→ **Exercise directions**:
Out of the lines below, please list those that hold the string "this".

- - - - - - -

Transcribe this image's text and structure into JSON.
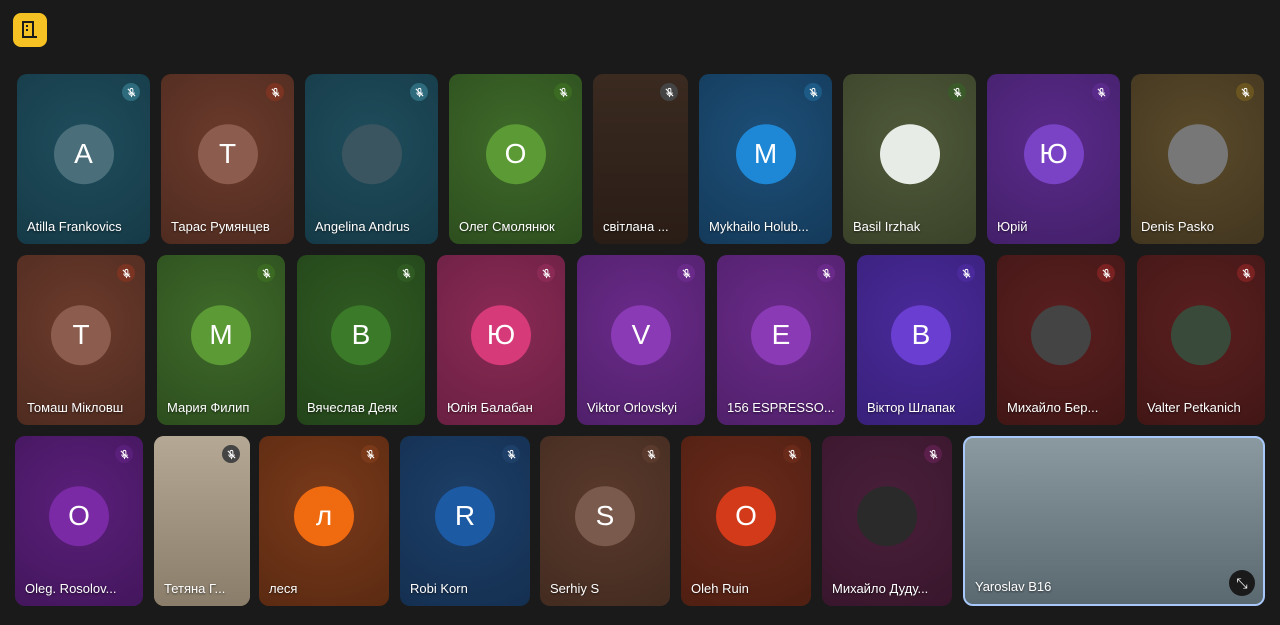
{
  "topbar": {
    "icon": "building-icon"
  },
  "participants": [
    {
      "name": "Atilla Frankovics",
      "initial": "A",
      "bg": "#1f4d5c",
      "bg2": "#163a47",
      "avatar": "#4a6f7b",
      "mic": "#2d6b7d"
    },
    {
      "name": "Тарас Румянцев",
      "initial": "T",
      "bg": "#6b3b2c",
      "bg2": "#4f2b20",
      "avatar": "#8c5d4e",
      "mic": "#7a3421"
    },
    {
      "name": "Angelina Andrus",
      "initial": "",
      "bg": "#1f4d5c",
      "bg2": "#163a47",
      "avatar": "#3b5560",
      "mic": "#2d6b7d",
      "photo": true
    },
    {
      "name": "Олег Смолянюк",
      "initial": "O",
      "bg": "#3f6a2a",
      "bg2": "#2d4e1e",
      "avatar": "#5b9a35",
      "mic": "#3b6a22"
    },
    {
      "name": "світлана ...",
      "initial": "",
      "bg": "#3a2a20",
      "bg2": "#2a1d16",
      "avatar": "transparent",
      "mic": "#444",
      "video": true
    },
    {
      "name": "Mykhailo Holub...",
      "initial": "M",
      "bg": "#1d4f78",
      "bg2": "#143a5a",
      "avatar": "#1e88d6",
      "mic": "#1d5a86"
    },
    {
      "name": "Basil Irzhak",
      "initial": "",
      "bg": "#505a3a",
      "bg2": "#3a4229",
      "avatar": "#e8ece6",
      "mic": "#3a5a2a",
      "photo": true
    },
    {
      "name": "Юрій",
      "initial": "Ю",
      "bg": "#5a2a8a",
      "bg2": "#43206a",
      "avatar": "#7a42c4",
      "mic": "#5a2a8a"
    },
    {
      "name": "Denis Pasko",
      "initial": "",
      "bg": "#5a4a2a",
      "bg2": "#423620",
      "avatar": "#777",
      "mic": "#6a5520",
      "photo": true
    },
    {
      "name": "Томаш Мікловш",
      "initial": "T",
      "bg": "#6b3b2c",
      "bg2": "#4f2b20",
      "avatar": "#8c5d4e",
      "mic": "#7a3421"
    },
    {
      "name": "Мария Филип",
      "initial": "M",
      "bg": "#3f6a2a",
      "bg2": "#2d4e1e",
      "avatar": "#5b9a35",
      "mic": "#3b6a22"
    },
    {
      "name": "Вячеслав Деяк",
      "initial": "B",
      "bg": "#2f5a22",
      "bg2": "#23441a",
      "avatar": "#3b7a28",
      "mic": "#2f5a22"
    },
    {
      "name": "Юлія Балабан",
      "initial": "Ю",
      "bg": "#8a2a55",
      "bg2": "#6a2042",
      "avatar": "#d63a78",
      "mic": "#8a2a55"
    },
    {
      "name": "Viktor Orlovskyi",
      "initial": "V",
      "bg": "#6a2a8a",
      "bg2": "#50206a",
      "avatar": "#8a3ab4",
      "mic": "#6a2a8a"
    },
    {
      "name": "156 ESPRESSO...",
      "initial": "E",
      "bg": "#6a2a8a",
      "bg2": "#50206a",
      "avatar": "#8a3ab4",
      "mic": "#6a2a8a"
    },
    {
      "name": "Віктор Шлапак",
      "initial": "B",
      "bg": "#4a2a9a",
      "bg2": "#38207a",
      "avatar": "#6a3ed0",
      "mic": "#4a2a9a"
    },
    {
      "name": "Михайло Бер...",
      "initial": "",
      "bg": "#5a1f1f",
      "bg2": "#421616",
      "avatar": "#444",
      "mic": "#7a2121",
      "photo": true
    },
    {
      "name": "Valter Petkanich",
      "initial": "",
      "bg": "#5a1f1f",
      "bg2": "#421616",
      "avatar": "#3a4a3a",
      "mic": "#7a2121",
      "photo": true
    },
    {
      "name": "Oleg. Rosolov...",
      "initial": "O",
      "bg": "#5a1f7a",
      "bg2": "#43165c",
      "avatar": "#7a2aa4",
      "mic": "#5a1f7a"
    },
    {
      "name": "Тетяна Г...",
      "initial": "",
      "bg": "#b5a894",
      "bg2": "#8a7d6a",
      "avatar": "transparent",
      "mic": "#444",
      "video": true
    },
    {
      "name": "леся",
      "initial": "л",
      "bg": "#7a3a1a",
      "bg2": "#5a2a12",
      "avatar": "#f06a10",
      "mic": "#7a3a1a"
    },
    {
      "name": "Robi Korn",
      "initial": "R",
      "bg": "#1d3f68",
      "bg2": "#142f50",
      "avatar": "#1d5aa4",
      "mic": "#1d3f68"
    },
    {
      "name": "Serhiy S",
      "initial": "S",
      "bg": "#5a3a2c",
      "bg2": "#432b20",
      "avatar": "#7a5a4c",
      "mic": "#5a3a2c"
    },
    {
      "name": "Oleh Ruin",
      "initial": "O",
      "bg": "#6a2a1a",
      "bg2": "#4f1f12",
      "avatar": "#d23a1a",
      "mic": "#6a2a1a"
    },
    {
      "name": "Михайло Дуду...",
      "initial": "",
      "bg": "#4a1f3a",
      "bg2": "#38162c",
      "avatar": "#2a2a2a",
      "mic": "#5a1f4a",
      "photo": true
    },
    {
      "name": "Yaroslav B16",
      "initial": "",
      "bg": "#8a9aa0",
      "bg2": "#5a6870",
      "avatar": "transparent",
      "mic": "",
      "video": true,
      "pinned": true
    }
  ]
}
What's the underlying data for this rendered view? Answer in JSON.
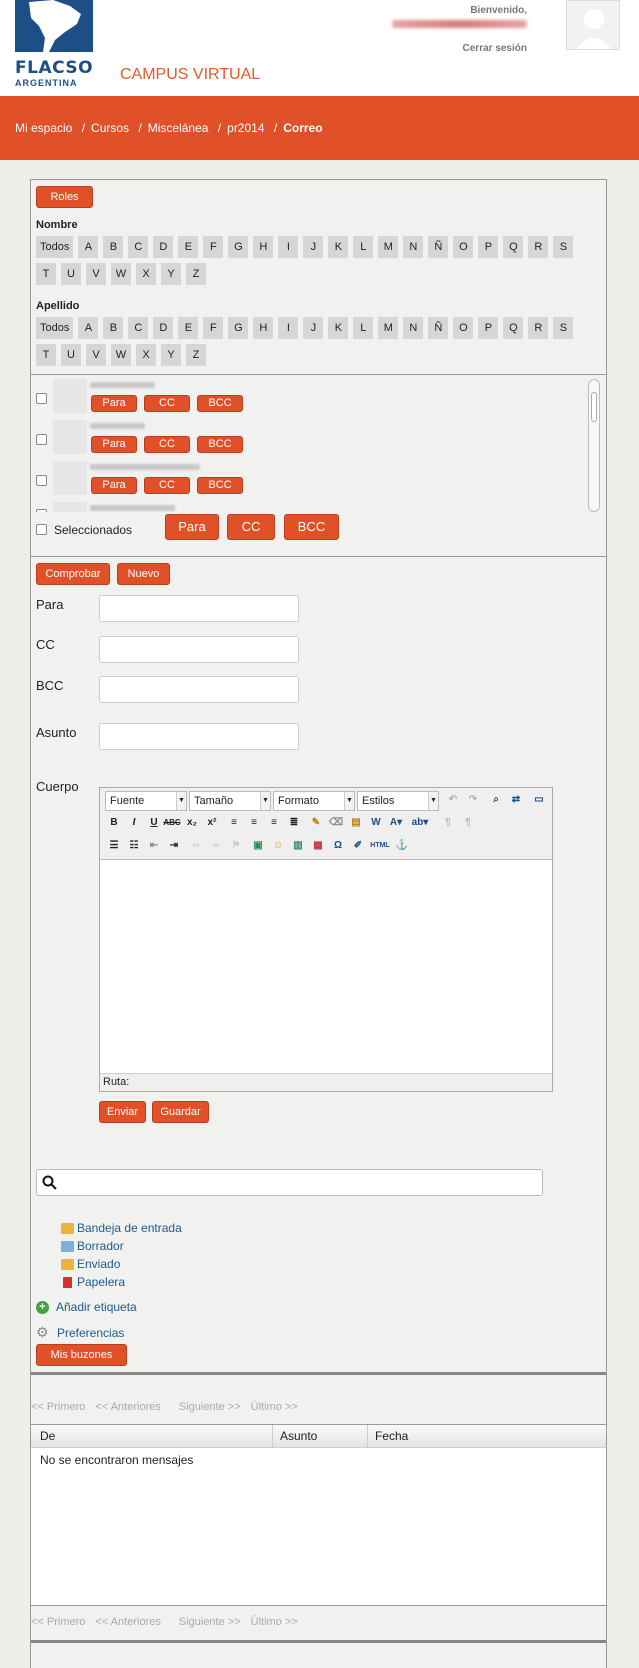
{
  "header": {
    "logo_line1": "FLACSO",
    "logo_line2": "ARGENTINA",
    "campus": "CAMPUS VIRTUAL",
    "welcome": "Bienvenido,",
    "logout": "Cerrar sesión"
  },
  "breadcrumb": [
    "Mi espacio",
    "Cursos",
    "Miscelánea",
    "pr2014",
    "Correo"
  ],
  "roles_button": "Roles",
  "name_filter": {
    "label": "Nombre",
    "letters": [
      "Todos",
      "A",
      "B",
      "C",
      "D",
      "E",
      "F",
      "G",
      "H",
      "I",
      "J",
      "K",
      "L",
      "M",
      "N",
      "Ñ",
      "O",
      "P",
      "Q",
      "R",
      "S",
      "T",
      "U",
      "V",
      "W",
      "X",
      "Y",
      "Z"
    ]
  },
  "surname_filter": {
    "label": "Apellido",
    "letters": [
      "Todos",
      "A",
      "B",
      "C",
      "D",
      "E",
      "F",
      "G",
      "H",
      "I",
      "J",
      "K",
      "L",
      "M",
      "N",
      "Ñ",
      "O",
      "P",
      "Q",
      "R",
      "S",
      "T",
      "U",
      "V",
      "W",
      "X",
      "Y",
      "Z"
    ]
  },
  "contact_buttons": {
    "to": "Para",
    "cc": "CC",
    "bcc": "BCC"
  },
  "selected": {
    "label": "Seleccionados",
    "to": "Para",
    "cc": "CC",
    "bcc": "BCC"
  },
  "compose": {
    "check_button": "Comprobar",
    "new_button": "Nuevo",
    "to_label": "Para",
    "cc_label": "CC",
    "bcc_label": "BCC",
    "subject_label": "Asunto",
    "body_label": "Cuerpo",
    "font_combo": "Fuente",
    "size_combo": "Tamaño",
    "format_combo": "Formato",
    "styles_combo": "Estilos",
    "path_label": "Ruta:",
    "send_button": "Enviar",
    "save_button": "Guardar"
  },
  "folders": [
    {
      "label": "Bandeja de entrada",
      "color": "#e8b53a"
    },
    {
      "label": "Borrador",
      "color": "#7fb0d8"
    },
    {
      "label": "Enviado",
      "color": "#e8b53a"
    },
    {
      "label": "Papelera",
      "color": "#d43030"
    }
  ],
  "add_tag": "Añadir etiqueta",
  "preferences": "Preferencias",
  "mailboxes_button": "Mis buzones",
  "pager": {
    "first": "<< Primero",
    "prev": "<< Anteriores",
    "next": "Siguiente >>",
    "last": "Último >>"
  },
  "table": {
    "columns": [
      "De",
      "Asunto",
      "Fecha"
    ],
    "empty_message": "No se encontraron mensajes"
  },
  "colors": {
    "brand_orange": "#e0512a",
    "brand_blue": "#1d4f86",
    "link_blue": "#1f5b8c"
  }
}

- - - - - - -

→ **Exercise answer**:
Transcribe this image's text and structure into JSON.
What's the underlying data for this rendered view? Answer in JSON.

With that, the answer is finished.